     The first plane landed on the Galapagos air strip in early April 1942, only two months after the beginning of construction. The runway was used constantly from that date until its final completion in July 1943.
     On 16 May 1942, it was reported that “The air and seaplane base in the Galapagos Islands is now in operation and its great utility is the protection of the Panama Canal is being demonstrated daily.” Two runways, 38 hardstands for U.S. Army Air Forces (USAAF) LB-30/B-24 Liberators, necessary parking aprons and taxiways were constructed. Runway No. 1 on the western side of the island was 300- by 8,000-feet (91- by 2,438-meters) and had a crushed rock base, compacted and sealed with hot asphalt and crushed rocks chips. Both ends of this runway were paved with a 200-foot (61-meter) wide and 300-foot (91-meter) long concrete slab. Runway No. 2 on the eastern side of the island was 200- by 6,250-feet (61- by 1,905-meters) and constructed after the completion of Runway No. 1.
     The first USAAF unit assigned to the island arrived on 4 May 1942 equipped with LB-30s. They were followed on 5 June by a flight of a fighter squadron with P-40Cs. Detachments of LB-30/B-24 units were based here until February 1945 and flew antisubmarine patrols. In December 1942, a fighter squadron equipped with P-40s was based here and remained until March 1944.
     The seaplane base in Aeolian Bay was designed for two squadrons of patrol bombers and could accommodate 125 officers and 1,050 men. This base was put into use while under construction, the first plane landing on the temporary wire-mesh parking area on 14 May 1942. Quarters and dispensary were established and the Navy shared the Army hospital. The site was officially designated Naval Air Facility (NAF) South Seymour Island on 1 August 1942.

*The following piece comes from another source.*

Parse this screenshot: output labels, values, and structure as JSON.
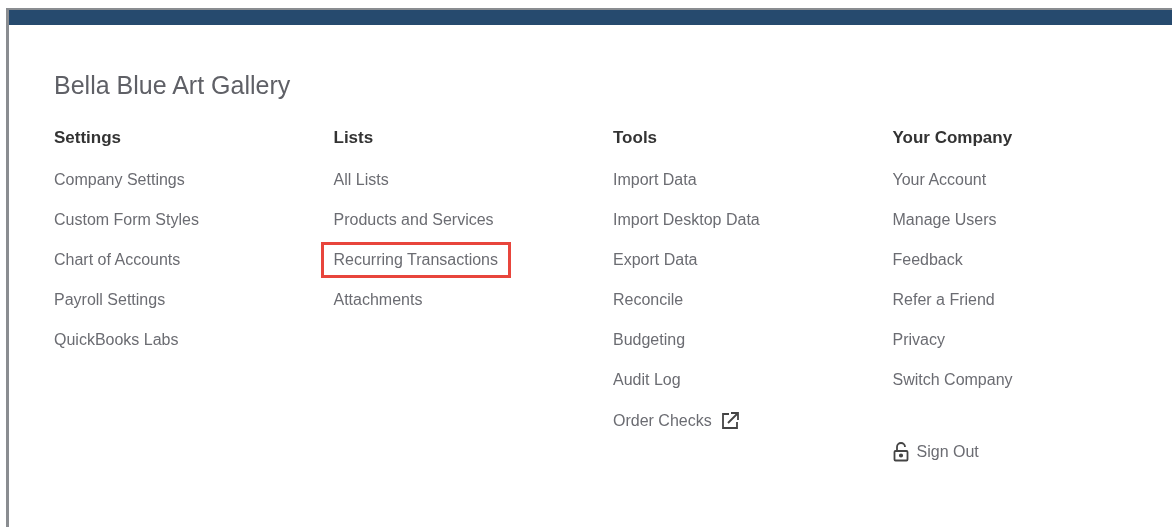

     A detachment of a patrol squadron equipped with PBM-3C Mariner seaplanes was ordered to NAF South Seymour Island from their base at Salinas, Ecuador in June 1943 to provide support for the seaplane squadrons flying antisubmarine warfare patrols. Another patrol squadron equipped with PBM-3Cs and based at Corinto, Nicaragua, also flew patrol missions between that base and Galapagos. Seaplane operations were conducted from Aeolian Bay; eight to 12 aircraft could be parked on the apron for maintenance or during rough weather. The NAF was redesignated a Naval Auxiliary Air Facility (NAAF) on 14 July 1944 and redesignated an NAF on 13 September 1945. NAF South Seymour Island was disestablished on 16 May 1946.
     In 2011, the former Runway No. 2 is now Seymour Airport. The runway has been lengthened to 7,876- by 115-feet (2,401- by 35-meters).